## EXERCISE OBJECTIVE
Reproduce the whole of the records exactly, and make sure no picture is carried into the result.

Collected data:

* * * *

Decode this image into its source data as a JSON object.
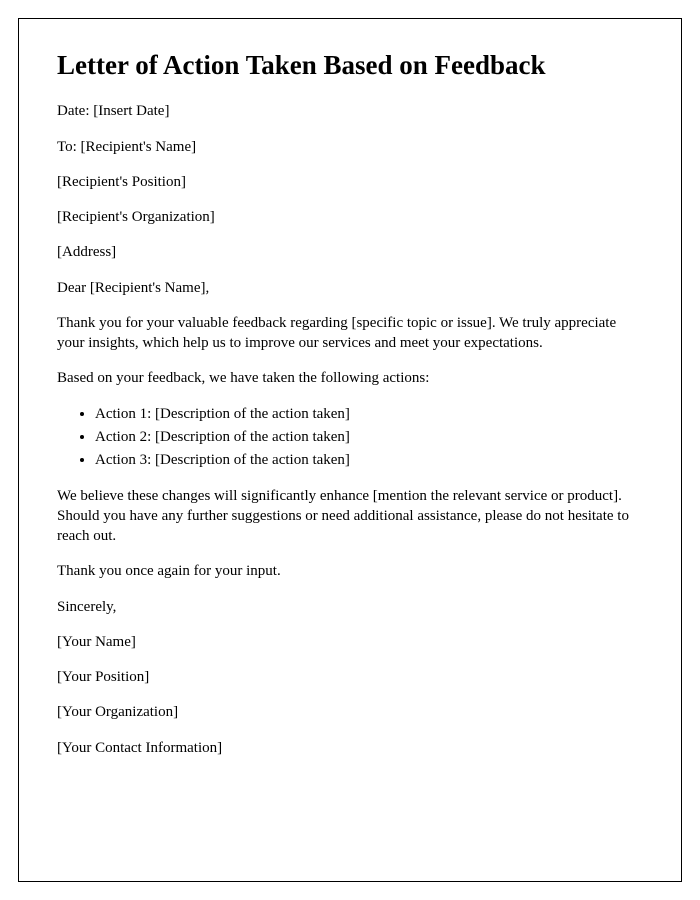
{
  "title": "Letter of Action Taken Based on Feedback",
  "date_line": "Date: [Insert Date]",
  "to_line": "To: [Recipient's Name]",
  "recipient_position": "[Recipient's Position]",
  "recipient_organization": "[Recipient's Organization]",
  "address": "[Address]",
  "salutation": "Dear [Recipient's Name],",
  "intro_paragraph": "Thank you for your valuable feedback regarding [specific topic or issue]. We truly appreciate your insights, which help us to improve our services and meet your expectations.",
  "actions_intro": "Based on your feedback, we have taken the following actions:",
  "actions": [
    "Action 1: [Description of the action taken]",
    "Action 2: [Description of the action taken]",
    "Action 3: [Description of the action taken]"
  ],
  "closing_paragraph": "We believe these changes will significantly enhance [mention the relevant service or product]. Should you have any further suggestions or need additional assistance, please do not hesitate to reach out.",
  "thanks": "Thank you once again for your input.",
  "signoff": "Sincerely,",
  "your_name": "[Your Name]",
  "your_position": "[Your Position]",
  "your_organization": "[Your Organization]",
  "your_contact": "[Your Contact Information]"
}
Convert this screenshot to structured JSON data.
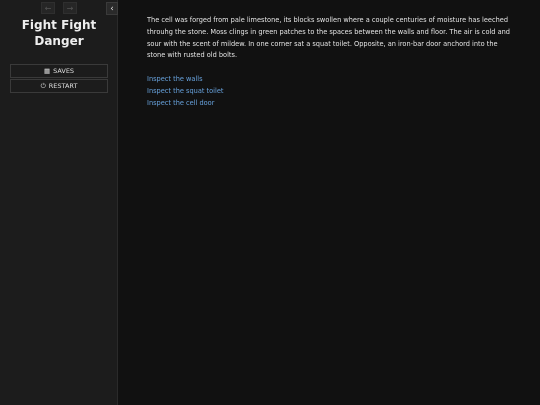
{
  "colors": {
    "background": "#111111",
    "sidebar": "#1c1c1c",
    "link": "#68a3de",
    "text": "#e8e8e8"
  },
  "sidebar": {
    "title": "Fight Fight Danger",
    "history": {
      "back_icon": "arrow-left-icon",
      "forward_icon": "arrow-right-icon"
    },
    "stow_icon": "chevron-left-icon",
    "menu": [
      {
        "label": "SAVES",
        "icon": "save-icon"
      },
      {
        "label": "RESTART",
        "icon": "power-icon"
      }
    ]
  },
  "passage": {
    "text": "The cell was forged from pale limestone, its blocks swollen where a couple centuries of moisture has leeched throuhg the stone. Moss clings in green patches to the spaces between the walls and floor. The air is cold and sour with the scent of mildew. In one corner sat a squat toilet. Opposite, an iron-bar door anchord into the stone with rusted old bolts.",
    "links": [
      "Inspect the walls",
      "Inspect the squat toilet",
      "Inspect the cell door"
    ]
  }
}
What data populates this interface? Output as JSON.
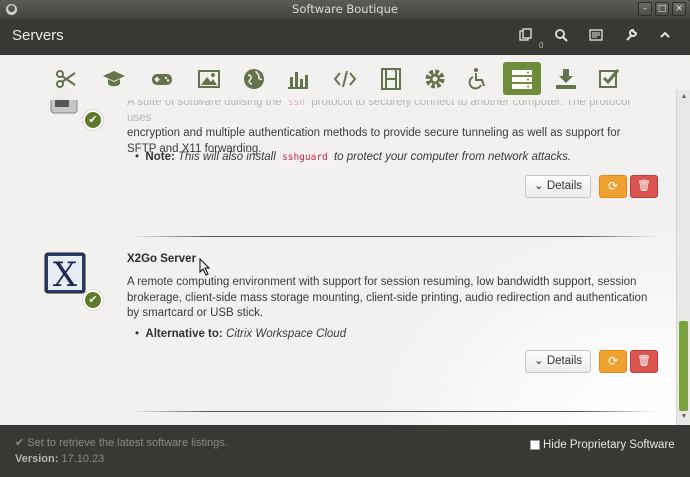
{
  "window": {
    "title": "Software Boutique"
  },
  "header": {
    "title": "Servers",
    "queue_count": "0"
  },
  "categories": [
    {
      "name": "accessories-icon"
    },
    {
      "name": "education-icon"
    },
    {
      "name": "games-icon"
    },
    {
      "name": "graphics-icon"
    },
    {
      "name": "internet-icon"
    },
    {
      "name": "office-icon"
    },
    {
      "name": "programming-icon"
    },
    {
      "name": "multimedia-icon"
    },
    {
      "name": "system-icon"
    },
    {
      "name": "accessibility-icon"
    },
    {
      "name": "servers-icon",
      "active": true
    },
    {
      "name": "downloads-icon"
    },
    {
      "name": "installed-icon"
    }
  ],
  "items": [
    {
      "desc_faded_prefix": "A suite of software utilising the ",
      "desc_code": "ssh",
      "desc_faded_suffix": " protocol to securely connect to another computer. The protocol uses",
      "desc_rest": "encryption and multiple authentication methods to provide secure tunneling as well as support for SFTP and X11 forwarding.",
      "note_label": "Note:",
      "note_text_1": "This will also install ",
      "note_code": "sshguard",
      "note_text_2": " to protect your computer from network attacks.",
      "details_label": "Details"
    },
    {
      "name": "X2Go Server",
      "desc": "A remote computing environment with support for session resuming, low bandwidth support, session brokerage, client-side mass storage mounting, client-side printing, audio redirection and authentication by smartcard or USB stick.",
      "alt_label": "Alternative to:",
      "alt_value": "Citrix Workspace Cloud",
      "details_label": "Details"
    }
  ],
  "footer": {
    "status": "Set to retrieve the latest software listings.",
    "version_label": "Version:",
    "version_value": "17.10.23",
    "hide_proprietary": "Hide Proprietary Software"
  },
  "colors": {
    "accent": "#6e8d3a",
    "sync": "#f0a030",
    "remove": "#d9534f",
    "header": "#393835"
  }
}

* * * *

## YOUR SOLUTION
Decode this image into its source data as a JSON object.
{
  "title": "Letter of Action Taken Based on Feedback",
  "date_line": "Date: [Insert Date]",
  "to_line": "To: [Recipient's Name]",
  "recipient_position": "[Recipient's Position]",
  "recipient_organization": "[Recipient's Organization]",
  "address": "[Address]",
  "salutation": "Dear [Recipient's Name],",
  "intro_paragraph": "Thank you for your valuable feedback regarding [specific topic or issue]. We truly appreciate your insights, which help us to improve our services and meet your expectations.",
  "actions_intro": "Based on your feedback, we have taken the following actions:",
  "actions": [
    "Action 1: [Description of the action taken]",
    "Action 2: [Description of the action taken]",
    "Action 3: [Description of the action taken]"
  ],
  "closing_paragraph": "We believe these changes will significantly enhance [mention the relevant service or product]. Should you have any further suggestions or need additional assistance, please do not hesitate to reach out.",
  "thanks": "Thank you once again for your input.",
  "signoff": "Sincerely,",
  "your_name": "[Your Name]",
  "your_position": "[Your Position]",
  "your_organization": "[Your Organization]",
  "your_contact": "[Your Contact Information]"
}
Convert this screenshot to structured JSON data.
{
  "colors": {
    "background": "#111111",
    "sidebar": "#1c1c1c",
    "link": "#68a3de",
    "text": "#e8e8e8"
  },
  "sidebar": {
    "title": "Fight Fight Danger",
    "history": {
      "back_icon": "arrow-left-icon",
      "forward_icon": "arrow-right-icon"
    },
    "stow_icon": "chevron-left-icon",
    "menu": [
      {
        "label": "SAVES",
        "icon": "save-icon"
      },
      {
        "label": "RESTART",
        "icon": "power-icon"
      }
    ]
  },
  "passage": {
    "text": "The cell was forged from pale limestone, its blocks swollen where a couple centuries of moisture has leeched throuhg the stone. Moss clings in green patches to the spaces between the walls and floor. The air is cold and sour with the scent of mildew. In one corner sat a squat toilet. Opposite, an iron-bar door anchord into the stone with rusted old bolts.",
    "links": [
      "Inspect the walls",
      "Inspect the squat toilet",
      "Inspect the cell door"
    ]
  }
}
What data populates this interface? Output as JSON.
{
  "window": {
    "title": "Software Boutique"
  },
  "header": {
    "title": "Servers",
    "queue_count": "0"
  },
  "categories": [
    {
      "name": "accessories-icon"
    },
    {
      "name": "education-icon"
    },
    {
      "name": "games-icon"
    },
    {
      "name": "graphics-icon"
    },
    {
      "name": "internet-icon"
    },
    {
      "name": "office-icon"
    },
    {
      "name": "programming-icon"
    },
    {
      "name": "multimedia-icon"
    },
    {
      "name": "system-icon"
    },
    {
      "name": "accessibility-icon"
    },
    {
      "name": "servers-icon",
      "active": true
    },
    {
      "name": "downloads-icon"
    },
    {
      "name": "installed-icon"
    }
  ],
  "items": [
    {
      "desc_faded_prefix": "A suite of software utilising the ",
      "desc_code": "ssh",
      "desc_faded_suffix": " protocol to securely connect to another computer. The protocol uses",
      "desc_rest": "encryption and multiple authentication methods to provide secure tunneling as well as support for SFTP and X11 forwarding.",
      "note_label": "Note:",
      "note_text_1": "This will also install ",
      "note_code": "sshguard",
      "note_text_2": " to protect your computer from network attacks.",
      "details_label": "Details"
    },
    {
      "name": "X2Go Server",
      "desc": "A remote computing environment with support for session resuming, low bandwidth support, session brokerage, client-side mass storage mounting, client-side printing, audio redirection and authentication by smartcard or USB stick.",
      "alt_label": "Alternative to:",
      "alt_value": "Citrix Workspace Cloud",
      "details_label": "Details"
    }
  ],
  "footer": {
    "status": "Set to retrieve the latest software listings.",
    "version_label": "Version:",
    "version_value": "17.10.23",
    "hide_proprietary": "Hide Proprietary Software"
  },
  "colors": {
    "accent": "#6e8d3a",
    "sync": "#f0a030",
    "remove": "#d9534f",
    "header": "#393835"
  }
}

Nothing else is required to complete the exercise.